**What you will do**
Copy each entry below exactly as it reads.
^^^^^^^^^^^^^^^^
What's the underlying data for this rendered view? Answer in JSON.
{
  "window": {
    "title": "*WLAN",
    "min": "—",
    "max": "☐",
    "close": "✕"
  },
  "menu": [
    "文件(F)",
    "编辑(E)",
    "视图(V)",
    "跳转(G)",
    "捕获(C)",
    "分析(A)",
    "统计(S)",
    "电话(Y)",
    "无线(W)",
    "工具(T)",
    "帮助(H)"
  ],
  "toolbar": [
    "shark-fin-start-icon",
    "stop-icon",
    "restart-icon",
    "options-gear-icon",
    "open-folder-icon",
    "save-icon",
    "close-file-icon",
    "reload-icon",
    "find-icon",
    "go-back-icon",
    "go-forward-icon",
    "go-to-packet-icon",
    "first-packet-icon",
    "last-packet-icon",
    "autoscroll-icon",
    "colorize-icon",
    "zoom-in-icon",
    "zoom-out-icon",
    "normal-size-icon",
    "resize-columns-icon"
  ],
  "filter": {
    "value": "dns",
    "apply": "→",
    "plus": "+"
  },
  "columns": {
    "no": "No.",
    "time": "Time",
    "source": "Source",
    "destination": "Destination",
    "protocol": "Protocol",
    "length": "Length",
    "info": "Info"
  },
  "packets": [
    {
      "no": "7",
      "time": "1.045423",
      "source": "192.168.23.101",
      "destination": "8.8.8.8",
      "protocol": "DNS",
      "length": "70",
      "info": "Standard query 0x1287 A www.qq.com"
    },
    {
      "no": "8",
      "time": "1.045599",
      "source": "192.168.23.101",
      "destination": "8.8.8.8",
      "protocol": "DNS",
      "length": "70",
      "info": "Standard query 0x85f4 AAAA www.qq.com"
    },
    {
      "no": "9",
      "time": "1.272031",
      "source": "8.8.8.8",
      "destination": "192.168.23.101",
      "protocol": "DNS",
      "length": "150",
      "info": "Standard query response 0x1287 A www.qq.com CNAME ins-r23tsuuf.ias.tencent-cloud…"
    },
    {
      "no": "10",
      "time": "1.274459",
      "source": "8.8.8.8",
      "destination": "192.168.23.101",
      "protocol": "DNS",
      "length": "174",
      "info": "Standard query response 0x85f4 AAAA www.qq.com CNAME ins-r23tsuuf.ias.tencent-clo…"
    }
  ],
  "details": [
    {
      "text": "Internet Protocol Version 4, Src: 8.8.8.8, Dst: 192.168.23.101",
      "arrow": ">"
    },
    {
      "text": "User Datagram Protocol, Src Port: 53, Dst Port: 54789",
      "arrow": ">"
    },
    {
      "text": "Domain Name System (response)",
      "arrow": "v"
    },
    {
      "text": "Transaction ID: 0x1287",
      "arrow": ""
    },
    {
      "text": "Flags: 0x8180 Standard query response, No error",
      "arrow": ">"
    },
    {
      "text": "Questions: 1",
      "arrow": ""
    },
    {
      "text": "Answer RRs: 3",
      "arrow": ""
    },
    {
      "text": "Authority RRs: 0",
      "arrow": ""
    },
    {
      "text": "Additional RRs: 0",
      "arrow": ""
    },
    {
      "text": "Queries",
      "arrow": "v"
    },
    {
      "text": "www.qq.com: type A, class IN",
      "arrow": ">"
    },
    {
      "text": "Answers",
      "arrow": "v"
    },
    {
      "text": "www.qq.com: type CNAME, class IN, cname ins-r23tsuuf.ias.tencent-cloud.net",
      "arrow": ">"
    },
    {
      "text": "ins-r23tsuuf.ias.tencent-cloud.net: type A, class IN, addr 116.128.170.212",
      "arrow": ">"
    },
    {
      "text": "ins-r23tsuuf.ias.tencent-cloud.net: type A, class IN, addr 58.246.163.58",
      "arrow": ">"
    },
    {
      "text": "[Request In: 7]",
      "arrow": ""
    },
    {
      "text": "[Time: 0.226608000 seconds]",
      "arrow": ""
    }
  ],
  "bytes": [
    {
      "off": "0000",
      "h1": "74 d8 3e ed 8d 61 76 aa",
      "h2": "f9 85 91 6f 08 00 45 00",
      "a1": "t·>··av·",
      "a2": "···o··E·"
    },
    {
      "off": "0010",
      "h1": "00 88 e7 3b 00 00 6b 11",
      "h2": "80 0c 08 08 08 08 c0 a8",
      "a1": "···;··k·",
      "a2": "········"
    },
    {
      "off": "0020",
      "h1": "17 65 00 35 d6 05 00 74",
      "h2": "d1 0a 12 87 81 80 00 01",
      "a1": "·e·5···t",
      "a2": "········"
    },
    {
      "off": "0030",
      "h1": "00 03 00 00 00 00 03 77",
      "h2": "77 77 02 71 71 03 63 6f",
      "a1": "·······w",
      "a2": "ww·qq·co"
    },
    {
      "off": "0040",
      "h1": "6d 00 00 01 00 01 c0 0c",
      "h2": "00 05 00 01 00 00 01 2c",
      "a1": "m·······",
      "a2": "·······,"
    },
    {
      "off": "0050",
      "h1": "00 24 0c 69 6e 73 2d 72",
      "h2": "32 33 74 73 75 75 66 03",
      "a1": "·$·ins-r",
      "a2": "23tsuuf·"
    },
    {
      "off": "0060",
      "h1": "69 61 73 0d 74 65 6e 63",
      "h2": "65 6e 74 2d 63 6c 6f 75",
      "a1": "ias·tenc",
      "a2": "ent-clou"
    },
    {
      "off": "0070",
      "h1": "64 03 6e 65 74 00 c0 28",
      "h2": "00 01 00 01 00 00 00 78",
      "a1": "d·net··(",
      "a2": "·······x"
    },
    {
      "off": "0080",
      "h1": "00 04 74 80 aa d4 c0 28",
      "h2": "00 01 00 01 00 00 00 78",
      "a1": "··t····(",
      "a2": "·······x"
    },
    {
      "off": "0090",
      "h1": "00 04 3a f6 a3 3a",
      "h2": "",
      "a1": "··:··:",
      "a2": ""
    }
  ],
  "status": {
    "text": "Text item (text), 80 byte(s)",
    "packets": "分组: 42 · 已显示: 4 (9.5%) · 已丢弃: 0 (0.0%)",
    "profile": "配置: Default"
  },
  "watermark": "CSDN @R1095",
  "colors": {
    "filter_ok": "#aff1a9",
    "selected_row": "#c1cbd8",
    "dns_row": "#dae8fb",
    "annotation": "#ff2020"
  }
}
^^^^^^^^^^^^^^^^
**Written solution**
What's the underlying data for this rendered view? Answer in JSON.
{
  "window": {
    "title": "*WLAN",
    "min": "—",
    "max": "☐",
    "close": "✕"
  },
  "menu": [
    "文件(F)",
    "编辑(E)",
    "视图(V)",
    "跳转(G)",
    "捕获(C)",
    "分析(A)",
    "统计(S)",
    "电话(Y)",
    "无线(W)",
    "工具(T)",
    "帮助(H)"
  ],
  "toolbar": [
    "shark-fin-start-icon",
    "stop-icon",
    "restart-icon",
    "options-gear-icon",
    "open-folder-icon",
    "save-icon",
    "close-file-icon",
    "reload-icon",
    "find-icon",
    "go-back-icon",
    "go-forward-icon",
    "go-to-packet-icon",
    "first-packet-icon",
    "last-packet-icon",
    "autoscroll-icon",
    "colorize-icon",
    "zoom-in-icon",
    "zoom-out-icon",
    "normal-size-icon",
    "resize-columns-icon"
  ],
  "filter": {
    "value": "dns",
    "apply": "→",
    "plus": "+"
  },
  "columns": {
    "no": "No.",
    "time": "Time",
    "source": "Source",
    "destination": "Destination",
    "protocol": "Protocol",
    "length": "Length",
    "info": "Info"
  },
  "packets": [
    {
      "no": "7",
      "time": "1.045423",
      "source": "192.168.23.101",
      "destination": "8.8.8.8",
      "protocol": "DNS",
      "length": "70",
      "info": "Standard query 0x1287 A www.qq.com"
    },
    {
      "no": "8",
      "time": "1.045599",
      "source": "192.168.23.101",
      "destination": "8.8.8.8",
      "protocol": "DNS",
      "length": "70",
      "info": "Standard query 0x85f4 AAAA www.qq.com"
    },
    {
      "no": "9",
      "time": "1.272031",
      "source": "8.8.8.8",
      "destination": "192.168.23.101",
      "protocol": "DNS",
      "length": "150",
      "info": "Standard query response 0x1287 A www.qq.com CNAME ins-r23tsuuf.ias.tencent-cloud…"
    },
    {
      "no": "10",
      "time": "1.274459",
      "source": "8.8.8.8",
      "destination": "192.168.23.101",
      "protocol": "DNS",
      "length": "174",
      "info": "Standard query response 0x85f4 AAAA www.qq.com CNAME ins-r23tsuuf.ias.tencent-clo…"
    }
  ],
  "details": [
    {
      "text": "Internet Protocol Version 4, Src: 8.8.8.8, Dst: 192.168.23.101",
      "arrow": ">"
    },
    {
      "text": "User Datagram Protocol, Src Port: 53, Dst Port: 54789",
      "arrow": ">"
    },
    {
      "text": "Domain Name System (response)",
      "arrow": "v"
    },
    {
      "text": "Transaction ID: 0x1287",
      "arrow": ""
    },
    {
      "text": "Flags: 0x8180 Standard query response, No error",
      "arrow": ">"
    },
    {
      "text": "Questions: 1",
      "arrow": ""
    },
    {
      "text": "Answer RRs: 3",
      "arrow": ""
    },
    {
      "text": "Authority RRs: 0",
      "arrow": ""
    },
    {
      "text": "Additional RRs: 0",
      "arrow": ""
    },
    {
      "text": "Queries",
      "arrow": "v"
    },
    {
      "text": "www.qq.com: type A, class IN",
      "arrow": ">"
    },
    {
      "text": "Answers",
      "arrow": "v"
    },
    {
      "text": "www.qq.com: type CNAME, class IN, cname ins-r23tsuuf.ias.tencent-cloud.net",
      "arrow": ">"
    },
    {
      "text": "ins-r23tsuuf.ias.tencent-cloud.net: type A, class IN, addr 116.128.170.212",
      "arrow": ">"
    },
    {
      "text": "ins-r23tsuuf.ias.tencent-cloud.net: type A, class IN, addr 58.246.163.58",
      "arrow": ">"
    },
    {
      "text": "[Request In: 7]",
      "arrow": ""
    },
    {
      "text": "[Time: 0.226608000 seconds]",
      "arrow": ""
    }
  ],
  "bytes": [
    {
      "off": "0000",
      "h1": "74 d8 3e ed 8d 61 76 aa",
      "h2": "f9 85 91 6f 08 00 45 00",
      "a1": "t·>··av·",
      "a2": "···o··E·"
    },
    {
      "off": "0010",
      "h1": "00 88 e7 3b 00 00 6b 11",
      "h2": "80 0c 08 08 08 08 c0 a8",
      "a1": "···;··k·",
      "a2": "········"
    },
    {
      "off": "0020",
      "h1": "17 65 00 35 d6 05 00 74",
      "h2": "d1 0a 12 87 81 80 00 01",
      "a1": "·e·5···t",
      "a2": "········"
    },
    {
      "off": "0030",
      "h1": "00 03 00 00 00 00 03 77",
      "h2": "77 77 02 71 71 03 63 6f",
      "a1": "·······w",
      "a2": "ww·qq·co"
    },
    {
      "off": "0040",
      "h1": "6d 00 00 01 00 01 c0 0c",
      "h2": "00 05 00 01 00 00 01 2c",
      "a1": "m·······",
      "a2": "·······,"
    },
    {
      "off": "0050",
      "h1": "00 24 0c 69 6e 73 2d 72",
      "h2": "32 33 74 73 75 75 66 03",
      "a1": "·$·ins-r",
      "a2": "23tsuuf·"
    },
    {
      "off": "0060",
      "h1": "69 61 73 0d 74 65 6e 63",
      "h2": "65 6e 74 2d 63 6c 6f 75",
      "a1": "ias·tenc",
      "a2": "ent-clou"
    },
    {
      "off": "0070",
      "h1": "64 03 6e 65 74 00 c0 28",
      "h2": "00 01 00 01 00 00 00 78",
      "a1": "d·net··(",
      "a2": "·······x"
    },
    {
      "off": "0080",
      "h1": "00 04 74 80 aa d4 c0 28",
      "h2": "00 01 00 01 00 00 00 78",
      "a1": "··t····(",
      "a2": "·······x"
    },
    {
      "off": "0090",
      "h1": "00 04 3a f6 a3 3a",
      "h2": "",
      "a1": "··:··:",
      "a2": ""
    }
  ],
  "status": {
    "text": "Text item (text), 80 byte(s)",
    "packets": "分组: 42 · 已显示: 4 (9.5%) · 已丢弃: 0 (0.0%)",
    "profile": "配置: Default"
  },
  "watermark": "CSDN @R1095",
  "colors": {
    "filter_ok": "#aff1a9",
    "selected_row": "#c1cbd8",
    "dns_row": "#dae8fb",
    "annotation": "#ff2020"
  }
}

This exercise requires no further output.